Further, Google believes that diverse product and engineering teams out-perform non-diverse ones because research proves it.
Without a doubt, Damore damaged Google's efforts at recruiting top-tier women. It's possible he's damaged retention too (time will tell). He fucked up a key corporate strategy. And if that isn't just cause to show an employee the door, I don't know what is.
But beyond that, this junior engineer's little stunt is now costing Google millions of dollars as it distracts employees and executives from their primary responsibilities. His memo also raises legal challenges that Google must now defend against.
Finally, there is the matter of Damore's very poor business judgement. What did he honestly think would happen? That his working relationships with female co-workers, supervisors and customers would be unaffected or even improve? That it would have no impact on Google's ability to pursue its business strategy? That he was such a special, brilliant broflake that it was vitally important for everyone to know his precious thoughts on this issue, consequences be damned? Well, it just demonstrates the mountain of privilege and entitlement built into this guy's judgement. He must be either a white guy or a Millennial, or both. (AND....sure enough, he's both.)
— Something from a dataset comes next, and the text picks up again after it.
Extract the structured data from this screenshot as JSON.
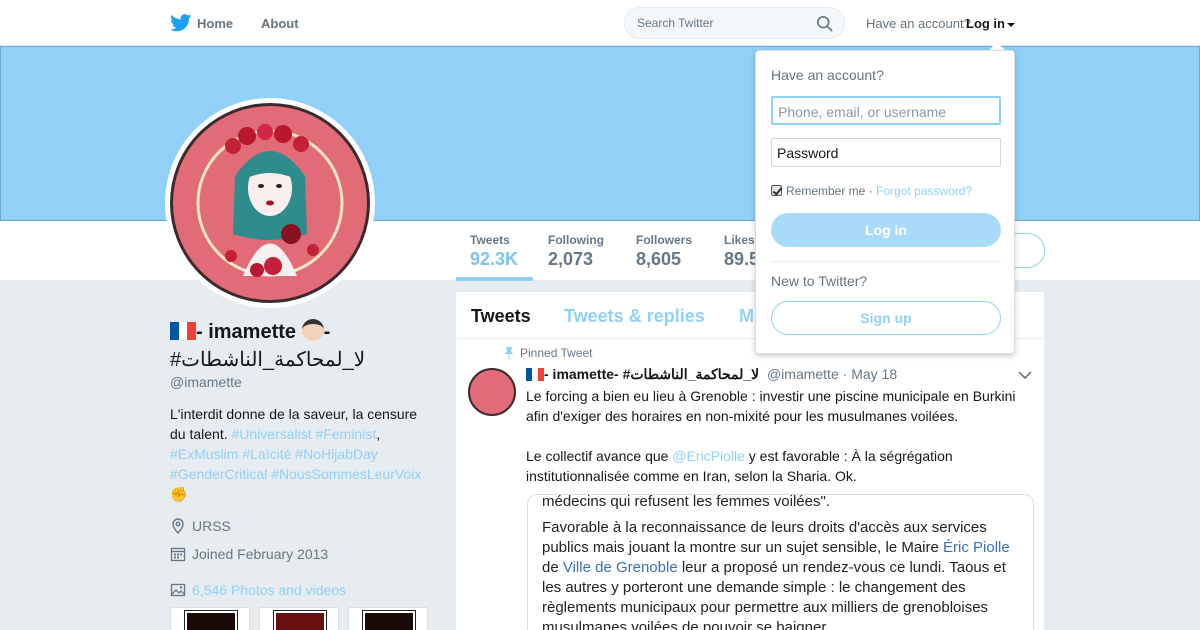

Google absolutely has a right to fire someone who is thwarting the company's progress toward its business goals and whose actions are costing millions. They do not have to employ people with poor business judgment who place their own desires for self expression above the company's interests. Google is not a charity that exists to advance ideological diversity. It exists to make money and has the right to NOT employ those who stand in the way of that, provided it upholds the law and does not discriminate based on gender, race, religion, sexual orientation, etc.
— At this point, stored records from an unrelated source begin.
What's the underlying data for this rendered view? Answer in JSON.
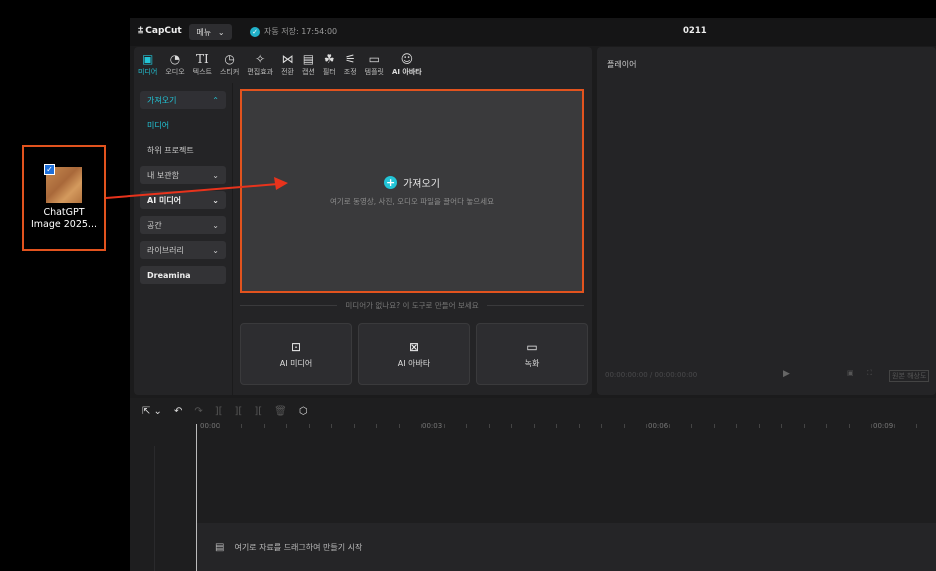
{
  "desktop": {
    "icon_label_1": "ChatGPT",
    "icon_label_2": "Image 2025..."
  },
  "app": {
    "logo": "CapCut",
    "menu_label": "메뉴",
    "autosave": "자동 저장: 17:54:00",
    "project_title": "0211"
  },
  "toolbar": [
    {
      "label": "미디어",
      "icon": "media-icon"
    },
    {
      "label": "오디오",
      "icon": "audio-icon"
    },
    {
      "label": "텍스트",
      "icon": "text-icon"
    },
    {
      "label": "스티커",
      "icon": "sticker-icon"
    },
    {
      "label": "편집효과",
      "icon": "effects-icon"
    },
    {
      "label": "전환",
      "icon": "transition-icon"
    },
    {
      "label": "캡션",
      "icon": "caption-icon"
    },
    {
      "label": "필터",
      "icon": "filter-icon"
    },
    {
      "label": "조정",
      "icon": "adjust-icon"
    },
    {
      "label": "템플릿",
      "icon": "template-icon"
    },
    {
      "label": "AI 아바타",
      "icon": "ai-avatar-icon"
    }
  ],
  "sidebar": {
    "import": "가져오기",
    "media": "미디어",
    "subprojects": "하위 프로젝트",
    "my_storage": "내 보관함",
    "ai_media": "AI 미디어",
    "space": "공간",
    "library": "라이브러리",
    "dreamina": "Dreamina"
  },
  "dropzone": {
    "title": "가져오기",
    "subtitle": "여기로 동영상, 사진, 오디오 파일을 끌어다 놓으세요"
  },
  "tools_separator": "미디어가 없나요? 이 도구로 만들어 보세요",
  "cards": [
    {
      "label": "AI 미디어"
    },
    {
      "label": "AI 아바타"
    },
    {
      "label": "녹화"
    }
  ],
  "player": {
    "label": "플레이어",
    "timecode": "00:00:00:00 / 00:00:00:00",
    "ratio": "원본 해상도"
  },
  "timeline": {
    "ticks": [
      "00:00",
      "00:03",
      "00:06",
      "00:09"
    ],
    "drop_hint": "여기로 자료를 드래그하여 만들기 시작"
  }
}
This guy was not fired because he's a white guy. He was fired because he is voicing private views on 'company time' that are in direct opposition to the company's very public goals and principles, and in doing so is disrupting their business. Google was never secretive about these goals or principles. In fact, he probably had to agree to them in writing on his very first day of work. If James Damore did not agree with them, he never should have joined.
If you would like to discuss, please comment on the copy of this article co-posted on the Cranky Product Manager Facebook page.